• [TASK ITEM]
Could you set down the listing below exactly, leaving out its pictures?

• [GIVEN RECORDS]

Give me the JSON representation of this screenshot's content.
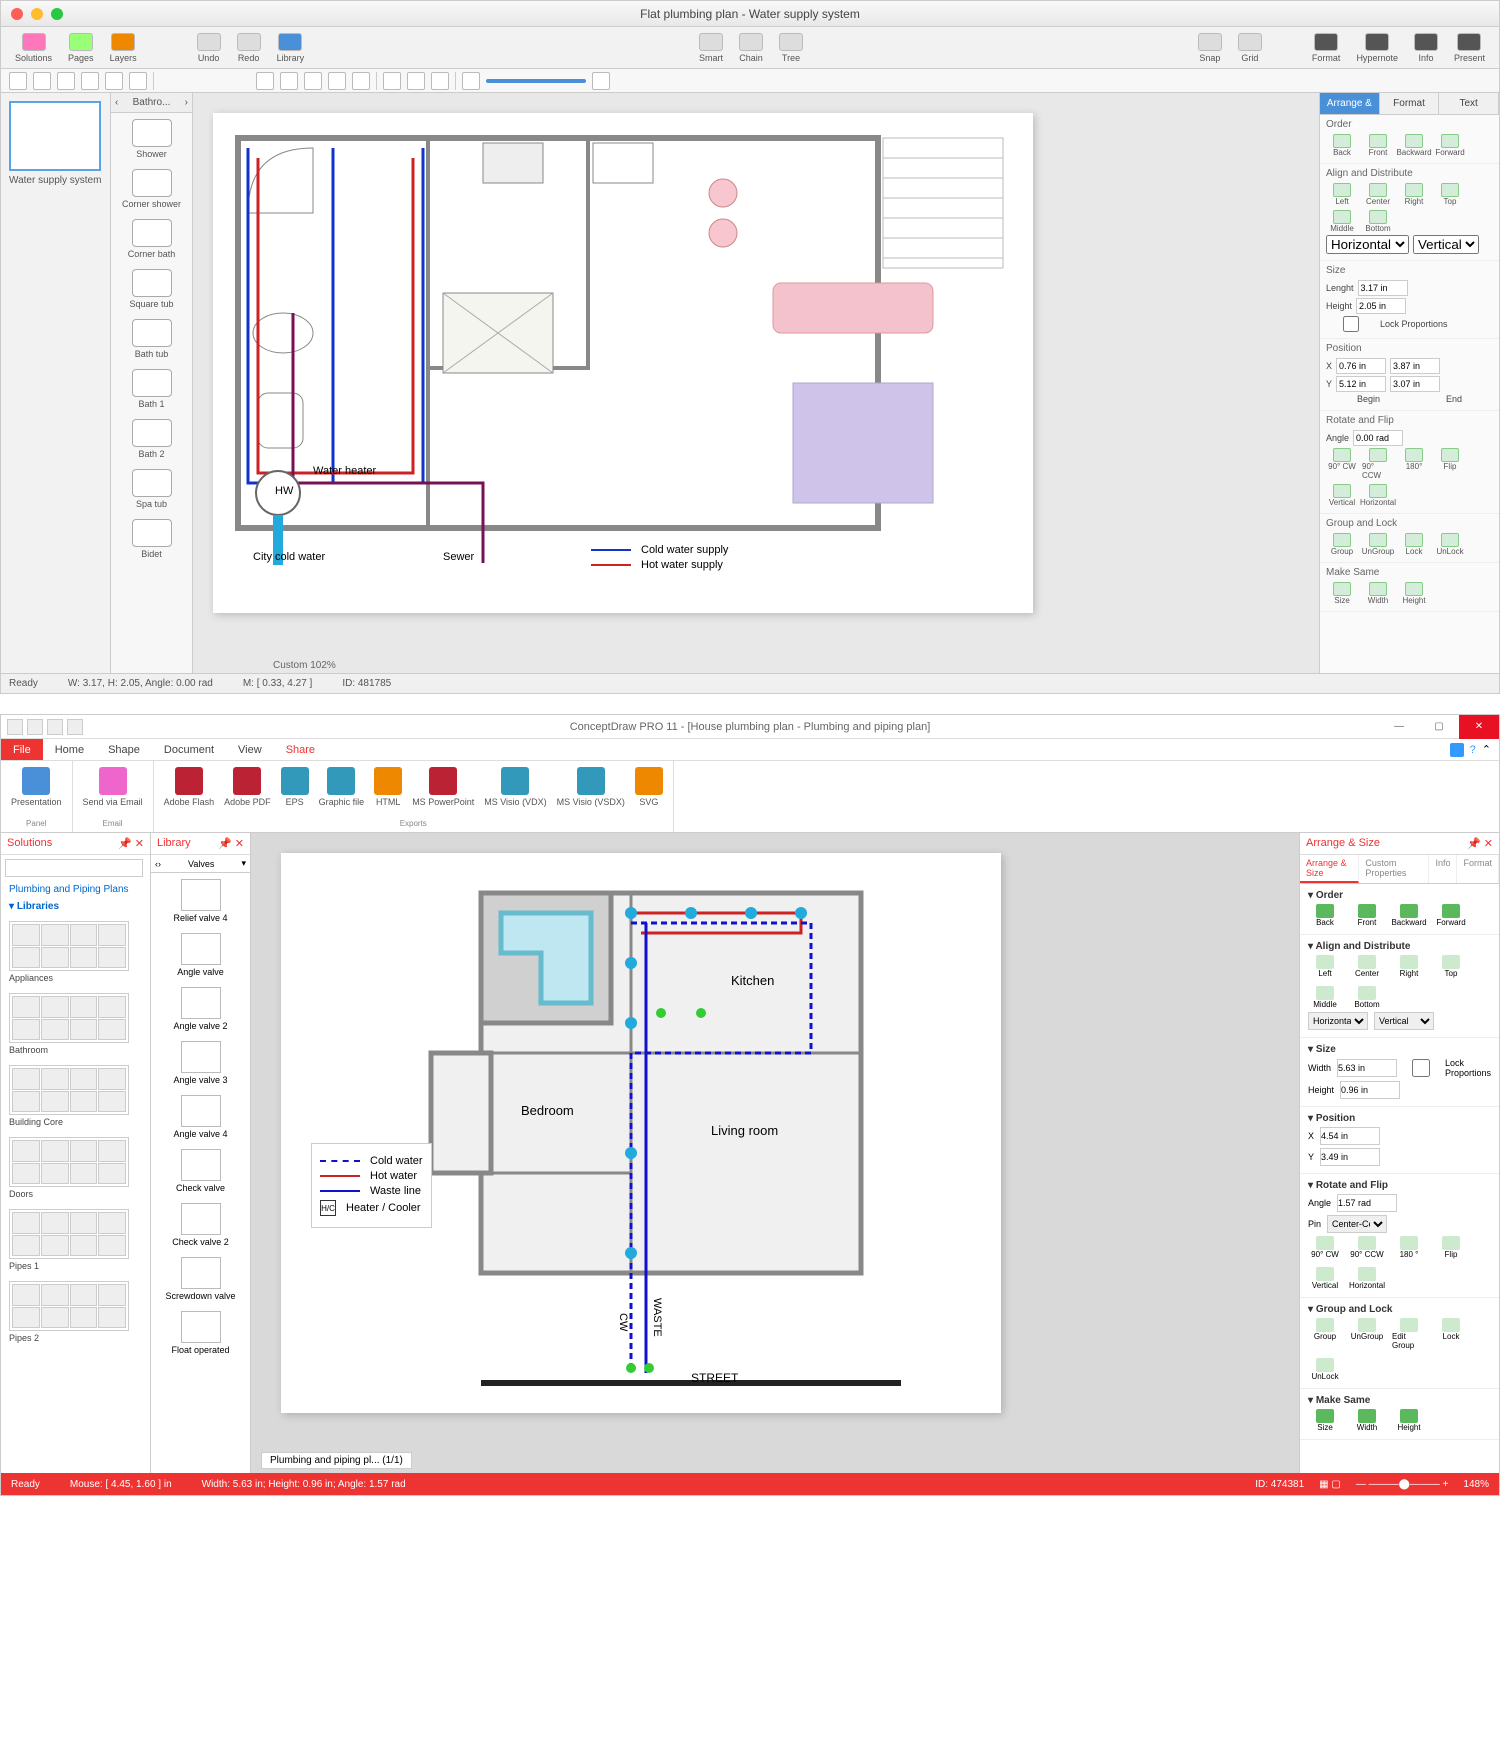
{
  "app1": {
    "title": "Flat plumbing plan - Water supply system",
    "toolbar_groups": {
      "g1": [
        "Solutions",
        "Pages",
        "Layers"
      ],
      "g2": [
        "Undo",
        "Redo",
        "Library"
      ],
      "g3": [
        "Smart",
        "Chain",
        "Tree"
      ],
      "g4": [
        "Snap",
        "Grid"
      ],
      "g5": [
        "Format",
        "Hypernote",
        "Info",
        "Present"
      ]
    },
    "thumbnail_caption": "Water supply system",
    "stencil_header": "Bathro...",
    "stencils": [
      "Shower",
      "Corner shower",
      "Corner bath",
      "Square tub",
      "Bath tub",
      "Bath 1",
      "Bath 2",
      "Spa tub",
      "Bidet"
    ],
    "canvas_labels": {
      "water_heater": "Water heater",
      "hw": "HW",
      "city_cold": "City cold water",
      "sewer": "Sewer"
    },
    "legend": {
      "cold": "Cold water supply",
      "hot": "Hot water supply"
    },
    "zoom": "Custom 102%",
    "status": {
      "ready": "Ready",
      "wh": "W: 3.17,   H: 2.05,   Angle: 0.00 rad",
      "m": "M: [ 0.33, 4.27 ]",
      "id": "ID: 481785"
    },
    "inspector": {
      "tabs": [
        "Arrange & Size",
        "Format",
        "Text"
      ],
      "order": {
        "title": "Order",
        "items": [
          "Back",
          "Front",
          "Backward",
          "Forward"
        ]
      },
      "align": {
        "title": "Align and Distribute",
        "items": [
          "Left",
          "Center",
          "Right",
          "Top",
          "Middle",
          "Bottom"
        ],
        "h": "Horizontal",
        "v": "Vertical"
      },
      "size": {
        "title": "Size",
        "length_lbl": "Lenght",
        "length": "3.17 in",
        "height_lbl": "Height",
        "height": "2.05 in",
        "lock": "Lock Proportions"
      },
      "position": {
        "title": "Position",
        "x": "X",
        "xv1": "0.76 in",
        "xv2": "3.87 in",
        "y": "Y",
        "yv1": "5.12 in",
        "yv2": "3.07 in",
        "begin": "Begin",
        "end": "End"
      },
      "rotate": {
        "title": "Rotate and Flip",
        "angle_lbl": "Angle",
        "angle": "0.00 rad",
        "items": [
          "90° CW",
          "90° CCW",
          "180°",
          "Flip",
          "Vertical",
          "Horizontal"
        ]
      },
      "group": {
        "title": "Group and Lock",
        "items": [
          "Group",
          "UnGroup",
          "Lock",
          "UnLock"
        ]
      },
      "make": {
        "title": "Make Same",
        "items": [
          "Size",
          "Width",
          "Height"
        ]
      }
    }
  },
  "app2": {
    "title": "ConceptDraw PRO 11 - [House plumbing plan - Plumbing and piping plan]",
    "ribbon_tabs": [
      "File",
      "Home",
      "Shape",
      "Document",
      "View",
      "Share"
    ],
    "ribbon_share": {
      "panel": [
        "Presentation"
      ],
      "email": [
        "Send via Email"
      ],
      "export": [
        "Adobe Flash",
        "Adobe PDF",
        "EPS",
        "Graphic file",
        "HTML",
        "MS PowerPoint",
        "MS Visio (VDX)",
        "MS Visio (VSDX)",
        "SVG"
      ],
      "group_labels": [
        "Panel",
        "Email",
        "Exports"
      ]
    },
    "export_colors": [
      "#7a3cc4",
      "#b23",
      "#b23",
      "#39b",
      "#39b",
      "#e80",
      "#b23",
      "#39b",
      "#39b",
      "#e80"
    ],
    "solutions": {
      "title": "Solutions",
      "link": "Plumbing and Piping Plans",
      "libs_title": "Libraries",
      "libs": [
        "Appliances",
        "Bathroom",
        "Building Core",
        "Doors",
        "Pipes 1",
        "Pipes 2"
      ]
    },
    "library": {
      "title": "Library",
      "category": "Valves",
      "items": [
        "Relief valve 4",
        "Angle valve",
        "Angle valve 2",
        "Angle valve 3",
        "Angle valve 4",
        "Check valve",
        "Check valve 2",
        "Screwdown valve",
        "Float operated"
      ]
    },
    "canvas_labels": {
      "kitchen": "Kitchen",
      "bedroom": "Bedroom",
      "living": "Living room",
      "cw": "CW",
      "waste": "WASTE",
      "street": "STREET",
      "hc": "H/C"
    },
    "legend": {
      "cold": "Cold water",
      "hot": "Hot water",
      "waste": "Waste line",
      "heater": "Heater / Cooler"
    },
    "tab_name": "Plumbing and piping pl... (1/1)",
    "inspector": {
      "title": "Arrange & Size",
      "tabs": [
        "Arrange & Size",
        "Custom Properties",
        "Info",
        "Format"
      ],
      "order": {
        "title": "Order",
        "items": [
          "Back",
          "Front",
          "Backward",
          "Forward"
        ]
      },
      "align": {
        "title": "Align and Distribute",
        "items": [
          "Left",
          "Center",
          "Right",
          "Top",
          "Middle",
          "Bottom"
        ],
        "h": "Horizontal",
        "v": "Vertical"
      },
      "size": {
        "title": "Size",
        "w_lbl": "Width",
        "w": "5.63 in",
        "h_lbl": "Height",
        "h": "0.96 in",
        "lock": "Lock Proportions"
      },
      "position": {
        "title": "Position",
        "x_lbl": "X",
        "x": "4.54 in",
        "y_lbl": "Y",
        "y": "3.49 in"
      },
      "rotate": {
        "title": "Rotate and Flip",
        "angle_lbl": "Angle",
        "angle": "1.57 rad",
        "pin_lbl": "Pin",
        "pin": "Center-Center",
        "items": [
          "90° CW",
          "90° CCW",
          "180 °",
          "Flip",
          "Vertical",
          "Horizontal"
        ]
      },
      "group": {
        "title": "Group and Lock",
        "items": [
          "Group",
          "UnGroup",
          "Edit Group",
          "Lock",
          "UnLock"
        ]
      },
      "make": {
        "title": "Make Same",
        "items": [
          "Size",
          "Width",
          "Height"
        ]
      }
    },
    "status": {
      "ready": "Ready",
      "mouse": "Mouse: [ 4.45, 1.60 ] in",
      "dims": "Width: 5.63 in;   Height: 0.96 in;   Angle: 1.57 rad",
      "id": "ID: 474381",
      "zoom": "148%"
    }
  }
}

• [YOUR RESPONSE]
Give me the JSON representation of this screenshot's content.
{
  "app1": {
    "title": "Flat plumbing plan - Water supply system",
    "toolbar_groups": {
      "g1": [
        "Solutions",
        "Pages",
        "Layers"
      ],
      "g2": [
        "Undo",
        "Redo",
        "Library"
      ],
      "g3": [
        "Smart",
        "Chain",
        "Tree"
      ],
      "g4": [
        "Snap",
        "Grid"
      ],
      "g5": [
        "Format",
        "Hypernote",
        "Info",
        "Present"
      ]
    },
    "thumbnail_caption": "Water supply system",
    "stencil_header": "Bathro...",
    "stencils": [
      "Shower",
      "Corner shower",
      "Corner bath",
      "Square tub",
      "Bath tub",
      "Bath 1",
      "Bath 2",
      "Spa tub",
      "Bidet"
    ],
    "canvas_labels": {
      "water_heater": "Water heater",
      "hw": "HW",
      "city_cold": "City cold water",
      "sewer": "Sewer"
    },
    "legend": {
      "cold": "Cold water supply",
      "hot": "Hot water supply"
    },
    "zoom": "Custom 102%",
    "status": {
      "ready": "Ready",
      "wh": "W: 3.17,   H: 2.05,   Angle: 0.00 rad",
      "m": "M: [ 0.33, 4.27 ]",
      "id": "ID: 481785"
    },
    "inspector": {
      "tabs": [
        "Arrange & Size",
        "Format",
        "Text"
      ],
      "order": {
        "title": "Order",
        "items": [
          "Back",
          "Front",
          "Backward",
          "Forward"
        ]
      },
      "align": {
        "title": "Align and Distribute",
        "items": [
          "Left",
          "Center",
          "Right",
          "Top",
          "Middle",
          "Bottom"
        ],
        "h": "Horizontal",
        "v": "Vertical"
      },
      "size": {
        "title": "Size",
        "length_lbl": "Lenght",
        "length": "3.17 in",
        "height_lbl": "Height",
        "height": "2.05 in",
        "lock": "Lock Proportions"
      },
      "position": {
        "title": "Position",
        "x": "X",
        "xv1": "0.76 in",
        "xv2": "3.87 in",
        "y": "Y",
        "yv1": "5.12 in",
        "yv2": "3.07 in",
        "begin": "Begin",
        "end": "End"
      },
      "rotate": {
        "title": "Rotate and Flip",
        "angle_lbl": "Angle",
        "angle": "0.00 rad",
        "items": [
          "90° CW",
          "90° CCW",
          "180°",
          "Flip",
          "Vertical",
          "Horizontal"
        ]
      },
      "group": {
        "title": "Group and Lock",
        "items": [
          "Group",
          "UnGroup",
          "Lock",
          "UnLock"
        ]
      },
      "make": {
        "title": "Make Same",
        "items": [
          "Size",
          "Width",
          "Height"
        ]
      }
    }
  },
  "app2": {
    "title": "ConceptDraw PRO 11 - [House plumbing plan - Plumbing and piping plan]",
    "ribbon_tabs": [
      "File",
      "Home",
      "Shape",
      "Document",
      "View",
      "Share"
    ],
    "ribbon_share": {
      "panel": [
        "Presentation"
      ],
      "email": [
        "Send via Email"
      ],
      "export": [
        "Adobe Flash",
        "Adobe PDF",
        "EPS",
        "Graphic file",
        "HTML",
        "MS PowerPoint",
        "MS Visio (VDX)",
        "MS Visio (VSDX)",
        "SVG"
      ],
      "group_labels": [
        "Panel",
        "Email",
        "Exports"
      ]
    },
    "export_colors": [
      "#7a3cc4",
      "#b23",
      "#b23",
      "#39b",
      "#39b",
      "#e80",
      "#b23",
      "#39b",
      "#39b",
      "#e80"
    ],
    "solutions": {
      "title": "Solutions",
      "link": "Plumbing and Piping Plans",
      "libs_title": "Libraries",
      "libs": [
        "Appliances",
        "Bathroom",
        "Building Core",
        "Doors",
        "Pipes 1",
        "Pipes 2"
      ]
    },
    "library": {
      "title": "Library",
      "category": "Valves",
      "items": [
        "Relief valve 4",
        "Angle valve",
        "Angle valve 2",
        "Angle valve 3",
        "Angle valve 4",
        "Check valve",
        "Check valve 2",
        "Screwdown valve",
        "Float operated"
      ]
    },
    "canvas_labels": {
      "kitchen": "Kitchen",
      "bedroom": "Bedroom",
      "living": "Living room",
      "cw": "CW",
      "waste": "WASTE",
      "street": "STREET",
      "hc": "H/C"
    },
    "legend": {
      "cold": "Cold water",
      "hot": "Hot water",
      "waste": "Waste line",
      "heater": "Heater / Cooler"
    },
    "tab_name": "Plumbing and piping pl... (1/1)",
    "inspector": {
      "title": "Arrange & Size",
      "tabs": [
        "Arrange & Size",
        "Custom Properties",
        "Info",
        "Format"
      ],
      "order": {
        "title": "Order",
        "items": [
          "Back",
          "Front",
          "Backward",
          "Forward"
        ]
      },
      "align": {
        "title": "Align and Distribute",
        "items": [
          "Left",
          "Center",
          "Right",
          "Top",
          "Middle",
          "Bottom"
        ],
        "h": "Horizontal",
        "v": "Vertical"
      },
      "size": {
        "title": "Size",
        "w_lbl": "Width",
        "w": "5.63 in",
        "h_lbl": "Height",
        "h": "0.96 in",
        "lock": "Lock Proportions"
      },
      "position": {
        "title": "Position",
        "x_lbl": "X",
        "x": "4.54 in",
        "y_lbl": "Y",
        "y": "3.49 in"
      },
      "rotate": {
        "title": "Rotate and Flip",
        "angle_lbl": "Angle",
        "angle": "1.57 rad",
        "pin_lbl": "Pin",
        "pin": "Center-Center",
        "items": [
          "90° CW",
          "90° CCW",
          "180 °",
          "Flip",
          "Vertical",
          "Horizontal"
        ]
      },
      "group": {
        "title": "Group and Lock",
        "items": [
          "Group",
          "UnGroup",
          "Edit Group",
          "Lock",
          "UnLock"
        ]
      },
      "make": {
        "title": "Make Same",
        "items": [
          "Size",
          "Width",
          "Height"
        ]
      }
    },
    "status": {
      "ready": "Ready",
      "mouse": "Mouse: [ 4.45, 1.60 ] in",
      "dims": "Width: 5.63 in;   Height: 0.96 in;   Angle: 1.57 rad",
      "id": "ID: 474381",
      "zoom": "148%"
    }
  }
}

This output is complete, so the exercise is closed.